• _AIM OF THE EXERCISE_: Write out each record again exactly as it stands.

--- AVAILABLE RECORDS Enclosed Below ---

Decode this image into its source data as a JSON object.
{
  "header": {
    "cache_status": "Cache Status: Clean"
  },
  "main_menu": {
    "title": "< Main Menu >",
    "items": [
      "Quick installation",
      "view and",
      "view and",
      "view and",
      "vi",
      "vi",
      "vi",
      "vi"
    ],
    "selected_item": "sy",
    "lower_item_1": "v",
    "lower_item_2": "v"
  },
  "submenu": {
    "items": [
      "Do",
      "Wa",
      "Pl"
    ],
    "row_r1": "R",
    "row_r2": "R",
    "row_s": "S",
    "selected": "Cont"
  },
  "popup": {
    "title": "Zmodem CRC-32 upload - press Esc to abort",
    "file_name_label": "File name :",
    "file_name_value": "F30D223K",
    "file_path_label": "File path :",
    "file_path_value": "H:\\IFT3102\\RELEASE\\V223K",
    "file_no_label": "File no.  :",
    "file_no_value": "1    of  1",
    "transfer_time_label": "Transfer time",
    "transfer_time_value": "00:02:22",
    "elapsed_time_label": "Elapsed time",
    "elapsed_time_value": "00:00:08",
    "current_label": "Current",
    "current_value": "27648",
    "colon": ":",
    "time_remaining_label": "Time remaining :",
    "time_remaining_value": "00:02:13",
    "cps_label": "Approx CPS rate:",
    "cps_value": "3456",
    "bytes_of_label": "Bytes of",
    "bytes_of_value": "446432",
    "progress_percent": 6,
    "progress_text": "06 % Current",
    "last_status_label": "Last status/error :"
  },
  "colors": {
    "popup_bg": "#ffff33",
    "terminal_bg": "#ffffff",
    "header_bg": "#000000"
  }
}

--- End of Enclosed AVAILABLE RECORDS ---

• _COMPLETED EXERCISE_:
Decode this image into its source data as a JSON object.
{
  "header": {
    "cache_status": "Cache Status: Clean"
  },
  "main_menu": {
    "title": "< Main Menu >",
    "items": [
      "Quick installation",
      "view and",
      "view and",
      "view and",
      "vi",
      "vi",
      "vi",
      "vi"
    ],
    "selected_item": "sy",
    "lower_item_1": "v",
    "lower_item_2": "v"
  },
  "submenu": {
    "items": [
      "Do",
      "Wa",
      "Pl"
    ],
    "row_r1": "R",
    "row_r2": "R",
    "row_s": "S",
    "selected": "Cont"
  },
  "popup": {
    "title": "Zmodem CRC-32 upload - press Esc to abort",
    "file_name_label": "File name :",
    "file_name_value": "F30D223K",
    "file_path_label": "File path :",
    "file_path_value": "H:\\IFT3102\\RELEASE\\V223K",
    "file_no_label": "File no.  :",
    "file_no_value": "1    of  1",
    "transfer_time_label": "Transfer time",
    "transfer_time_value": "00:02:22",
    "elapsed_time_label": "Elapsed time",
    "elapsed_time_value": "00:00:08",
    "current_label": "Current",
    "current_value": "27648",
    "colon": ":",
    "time_remaining_label": "Time remaining :",
    "time_remaining_value": "00:02:13",
    "cps_label": "Approx CPS rate:",
    "cps_value": "3456",
    "bytes_of_label": "Bytes of",
    "bytes_of_value": "446432",
    "progress_percent": 6,
    "progress_text": "06 % Current",
    "last_status_label": "Last status/error :"
  },
  "colors": {
    "popup_bg": "#ffff33",
    "terminal_bg": "#ffffff",
    "header_bg": "#000000"
  }
}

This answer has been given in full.